Thursday, June 19, 2008

The Lost and Dusty Mughal

There is a certain book that has been lying around on my table for a few months now, gathering dust and refusing to shift to make room for other stuff. It goes by the name of ‘The Last Mughal’ and it’s one of the best history books I’ve laid hands on (the other history books in the list being my CBSE History textbooks from class 6 to 10).

I’ve read only about three-fourths of the book and I don’t know when I’ll complete it. It’s very hard to go back to a book that you left halfway through – every passing day makes it a wee bit harder to get back. But let me assure you that the neglect is not due to lack of interest on my part or lack of interest-worthiness on the book’s part. It’s just plain lack of time.

However, the book did come handy to complete Rada’s tag. Thanks to him, I got to dust the book and put it in back on the cupboard where it deserves the space it currently occupies between two great books which I’ve not read (yet) Joseph Shigley’s ‘Machine Design’ and Richard Dawkins’ ‘The Ancestor’s Tale’. I know, even I’m surprised that I was allowed to design vehicles without reading Shigley ;)

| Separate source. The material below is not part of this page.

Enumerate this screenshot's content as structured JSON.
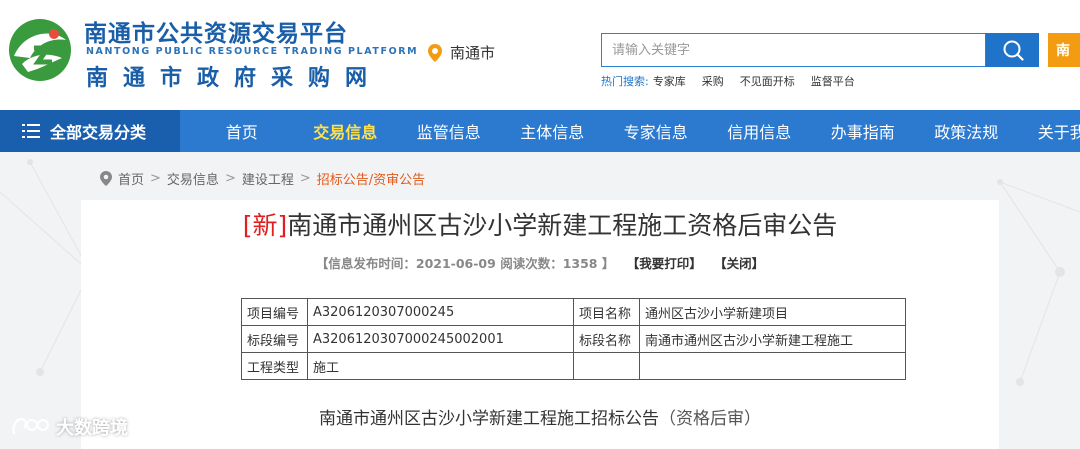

So here are the rules of the tag:
Pick up the nearest book.
Open to page 123.
Find the fifth sentence.
Post the next three sentences.
Tag five people, and acknowledge the person who tagged you.

Page 123 takes me to the Chapter named ‘The Near Approach of the Storm’ which outlines the conditions in northern India before the outbreak of the 1857 Mutiny/Rebellion/War of Independence. The fifth sentence is an excerpt from a letter which Lord Canning (the Governor General) sent to Simon Fraser (the Resident at the Mughal court) dismissing Fraser’s suggestion that the Mughals were still popularly perceived as the rulers of the land although real power had shifted to the British.

“The presents which were at one time offered to the King by the Governor General and the Commander in Chief have been discontinued; the privilege of a coinage bearing his mark is now denied to him; the Governor General’s seal no longer bears a device of vassalage; and even the native chiefs have been prohibited from using one. It has been determined that these appearances of subordination and deference could not be kept up consistently with a due respect for the real and solid power of the British Government. This may also be said of the title of the King of Dehlie (sic), with the fiction of paramount sovereignty which attaches to it.”


Who do I tag now? In confusion I turn to my secret Random Tag Recipient Generator (RTRG) and it throws up the following names: Mathew (Spark), Zahra, Karthik, Thomas and Sid

9 comments:

mathew said...

Could you give me your secret tag generator..;-D

But most of the time I end up tagging a favourite list of my bloggers..;-P

Ms Cris said...

You write well! But you probably know that :-)

g-man said...

wow sounds like a neat book :)

Philip said...

mathew: My secret tag generator has this uncanny ability to pick out my favourite bloggers although I had devised it algorithm to work in a random manner. So most of the time I too end up tagging my favourite bloggers :)

ms cris: Thank you :)
Although I like to believe that, I could do with reassurances like this one from fellow bloggers :)

g-man: neat as in antonym of dusty?

g-man said...

neat as in d sarcastic *neat* :)

Philip said...

g-man: I like my whiskey *neat*...ok, I should stop :D

Thomas said...

RTRG eh, hehe. Will sure take up the tag once my exams are over. you keep blogging. am keeping track of it.

Rada said...

Hi!
Thanks for doing the tag!

Apart from "The Last Moghul", "White Moghuls" is another book of William Dalrymple I have not tried to read so far, intimidated by the sheer size of the tome!

Raghav said...

Ok, Phil, I dunno abtall the tagging, but do lend me the book. ( I know baba, I will do the same!)